Story and photos by Vickie Anderson, Butte Field Office

On an open, grassy mountain slope, 13 members of the Mile High Chapter of the Backcountry Horsemen (MHBCH) loaded their pack animals with fence materials and headed down a steep drainage. In between trips, the equines dined on the lush grass with sweet abandon.
           
For two beautiful June days, the volunteers strapped steel posts, rolls of barbed wire, and wood posts/braces onto horses and a mule and carried them into the rugged Humbug Spires Wilderness Area. The materials would be used to build a fence to keep cattle grazing the nearby Forest Service allotment from crossing into the wilderness area.
           
MHBCH volunteers Frank Olenick and Darrell McDaniel (also a retired BLMer) and Butte FO employees Pete Armstrong and Vickie Anderson headed up the work party. It took 26 loads to transport 20 rolls of barbed and smooth wire, 130 steel posts, 200 metal stays, 10 wood posts, 12 wood braces, and 68 wood scabs to four different staging areas.
           
In July, a Montana Conservation Crew (MCC), led by maintenance worker Pete Armstrong, built a little over one mile of fence in the rugged terrain. The fence will be completed next summer.
           
Since no motorized vehicles or equipment are allowed in wildness study areas, the Backcountry Horsemen volunteers were instrumental in getting the materials to the fence location nearly one mile away. Their efforts are greatly appreciated.
           
This first cooperative effort between the MHBCH and the BLM Butte Field Office resulted in 205 volunteer hours. 
 
men packing fence materials on horse

Mile High Back Country Horsemen members Darrell McDaniel (left) and Jason Speers secure fence materials onto Jason’s horse “Chevy” while Jocelyn Dodge (USFS) holds their riding horses.  The north side of the Humbug WSA is in the background. 

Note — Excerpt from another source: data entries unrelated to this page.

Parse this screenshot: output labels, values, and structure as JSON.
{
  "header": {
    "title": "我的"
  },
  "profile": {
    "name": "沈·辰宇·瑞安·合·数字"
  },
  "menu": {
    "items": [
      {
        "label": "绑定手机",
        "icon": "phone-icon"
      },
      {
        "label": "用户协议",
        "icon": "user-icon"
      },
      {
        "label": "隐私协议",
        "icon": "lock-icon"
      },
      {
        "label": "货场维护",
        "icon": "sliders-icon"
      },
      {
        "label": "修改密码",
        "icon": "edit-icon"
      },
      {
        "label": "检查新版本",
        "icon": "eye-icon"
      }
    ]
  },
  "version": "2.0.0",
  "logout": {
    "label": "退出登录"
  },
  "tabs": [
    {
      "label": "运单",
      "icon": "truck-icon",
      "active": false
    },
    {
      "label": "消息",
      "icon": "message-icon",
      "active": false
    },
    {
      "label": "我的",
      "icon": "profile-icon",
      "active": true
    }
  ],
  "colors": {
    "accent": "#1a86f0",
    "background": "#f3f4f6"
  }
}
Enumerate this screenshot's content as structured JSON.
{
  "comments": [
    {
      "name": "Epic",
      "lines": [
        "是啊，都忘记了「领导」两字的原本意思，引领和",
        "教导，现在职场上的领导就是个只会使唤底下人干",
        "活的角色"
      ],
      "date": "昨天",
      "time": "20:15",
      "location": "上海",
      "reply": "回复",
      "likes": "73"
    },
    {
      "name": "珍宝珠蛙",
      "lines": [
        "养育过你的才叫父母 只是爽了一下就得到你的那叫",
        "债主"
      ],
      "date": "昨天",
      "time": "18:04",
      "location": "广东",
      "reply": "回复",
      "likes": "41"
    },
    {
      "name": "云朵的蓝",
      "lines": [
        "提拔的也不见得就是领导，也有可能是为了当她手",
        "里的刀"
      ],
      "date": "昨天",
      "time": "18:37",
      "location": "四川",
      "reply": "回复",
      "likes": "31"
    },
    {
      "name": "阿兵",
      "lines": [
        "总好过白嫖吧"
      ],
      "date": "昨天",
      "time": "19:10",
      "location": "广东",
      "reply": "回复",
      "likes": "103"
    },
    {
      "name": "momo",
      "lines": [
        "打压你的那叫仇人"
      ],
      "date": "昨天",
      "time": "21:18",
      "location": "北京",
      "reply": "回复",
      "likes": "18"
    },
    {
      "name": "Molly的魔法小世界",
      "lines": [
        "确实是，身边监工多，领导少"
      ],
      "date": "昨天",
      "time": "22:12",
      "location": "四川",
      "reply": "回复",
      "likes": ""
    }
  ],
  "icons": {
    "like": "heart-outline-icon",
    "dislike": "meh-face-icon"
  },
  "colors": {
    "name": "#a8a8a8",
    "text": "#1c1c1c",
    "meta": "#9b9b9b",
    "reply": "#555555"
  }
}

horses on the trail 

Pack animals loaded with fence posts and braces and led by members of the Mile High Back Country Horsemen begin the descent into the steep terrain of the Humbug Spires Wilderness Study Area.